Back in a Bit

The rise of the ‘childfree’

Not so long ago, all women without children were known as childless, with its implication of a state of loss. Nowadays, a growing number of women are insisting on the term childfree – with its emphasis on liberation.

An increasing number of women in their 30s are rejecting the job description that they believe comes with parenting – loss of freedom, reduced career prospects and financial burdens.

Abandoned

From my really happy childhood I developed a liking for any rusty metal constructions, cement blocks and for the silence of the wind which walks through this. I like them because there is an infinite life that stays there throughout the years… Most abandoned buildings, plants and areas appeared in the Soviet Russia (’70-’80) because they belonged to the “state” (meaning nobody) and afterwards (’90) as a result of the economic crisis. But each place has its own story (in which I, to be honest, do not have much interest).

I think we are all not indifferent to abandoned things. The Abandoned have some sort of a strong and complicated connection with our souls; some people get scared and try to escape their impressions, some fight with them and try to destroy or rebuild or just leave their own footprint on the abandoned site to prove that they’re stronger than this world. And some do not try to do anything – they just look and listen to the Abandoned, enjoying those impressions, feeling the real meaning of time. I am one of them.

London Postal Districts

The origins of the existing UK Postcode go back as far as the middle of the nineteenth century and arose from the rapid growth of London in the earlier years of that century. So rapid was this that the then Post Office could no longer regard the city as a single town from the viewpoint of sorting mail. Thus the division of London into Postal Districts in 1857-8 effectively divided the capital into smaller and semi-independent postal towns. Sir Rowland Hill, the designer of the first stamp and the man who introduced the uniform postal rate for the whole country, carved up London into eight such Districts.

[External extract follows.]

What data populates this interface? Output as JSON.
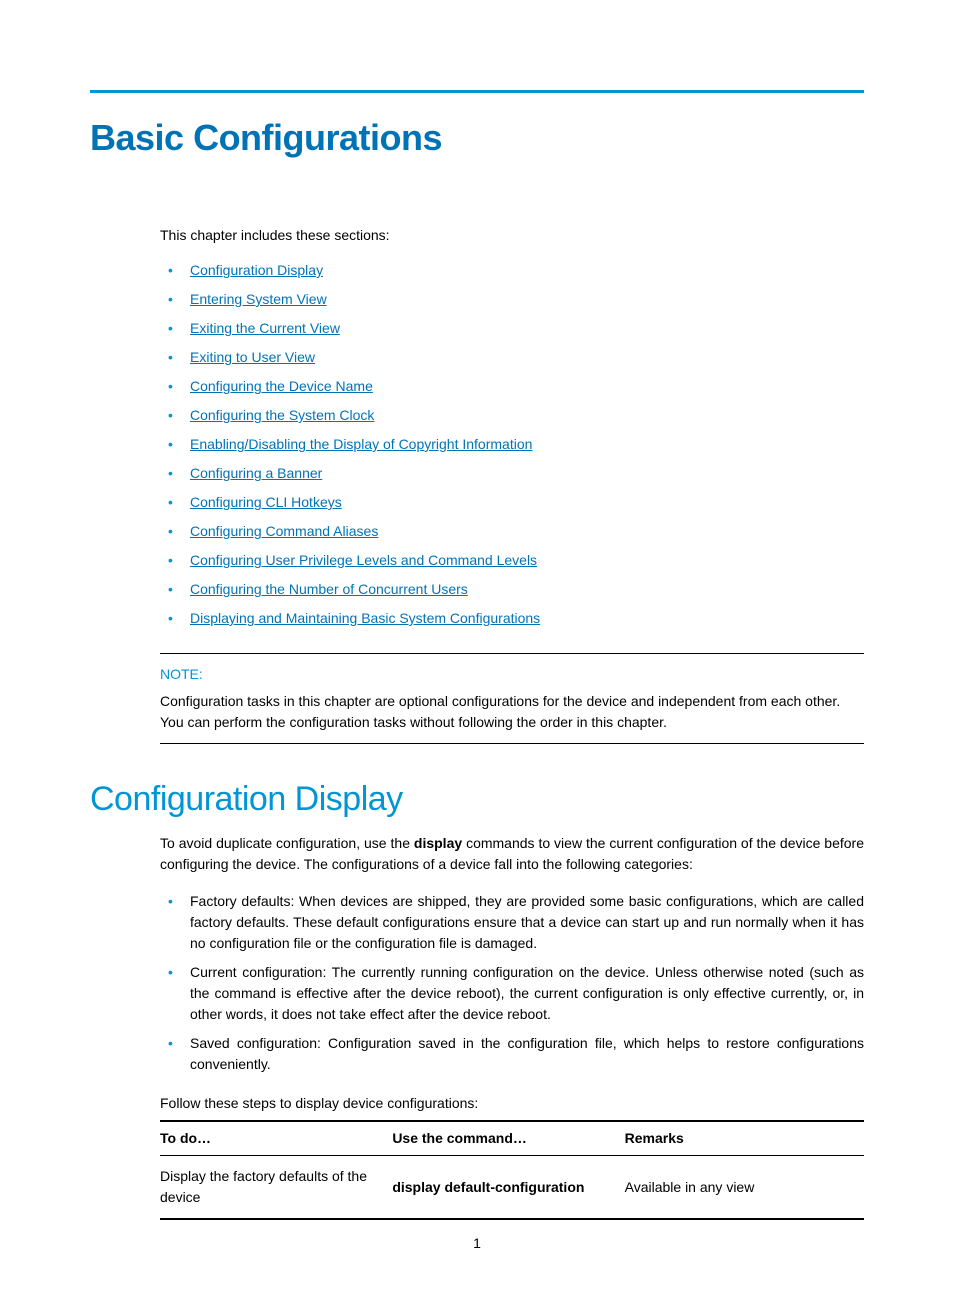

Association of British Counties

The Association of British Counties (ABC) is a society dedicated to promoting awareness of the continuing importance of the 86 historic (or traditional) Counties of Great Britain. ABC believes that the Counties are an important part of the history, geography and cultural life of Great Britain. ABC contends that Britain needs a fixed popular geography, one divorced from the ever changing names and areas of local government but, instead, one rooted in history, public understanding and commonly held notions of cultural identity.

Old Maps

Old-Maps is the UK’s most comprehensive historical map archive comprising site centred historical maps covering England, Wales and Scotland. We provide a complete step by step picture of land use changes that have taken place from the mid-19th Century onwards, from OS County Series, OS Town Plans and post-war National Grid mapping to unique Russian Maps of UK target locations from the cold-war era.

CIA – The World Factbook: United Kingdom

Great Britain, the dominant industrial and maritime power of the 19th century, played a leading role in developing parliamentary democracy and in advancing literature and science. At its zenith, the British Empire stretched over one-fourth of the earth’s surface. The first half of the 20th century saw the UK’s strength seriously depleted in two World Wars. The second half witnessed the dismantling of the Empire and the UK rebuilding itself into a modern and prosperous European nation. As one of five permanent members of the UN Security Council, a founding member of NATO, and of the Commonwealth, the UK pursues a global approach to foreign policy; it currently is weighing the degree of its integration with continental Europe. A member of the EU, it chose to remain outside of the European Monetary Union for the time being. Constitutional reform is also a significant issue in the UK. Regional assemblies with varying degrees of power opened in Scotland, Wales, and Northern Ireland in 1999.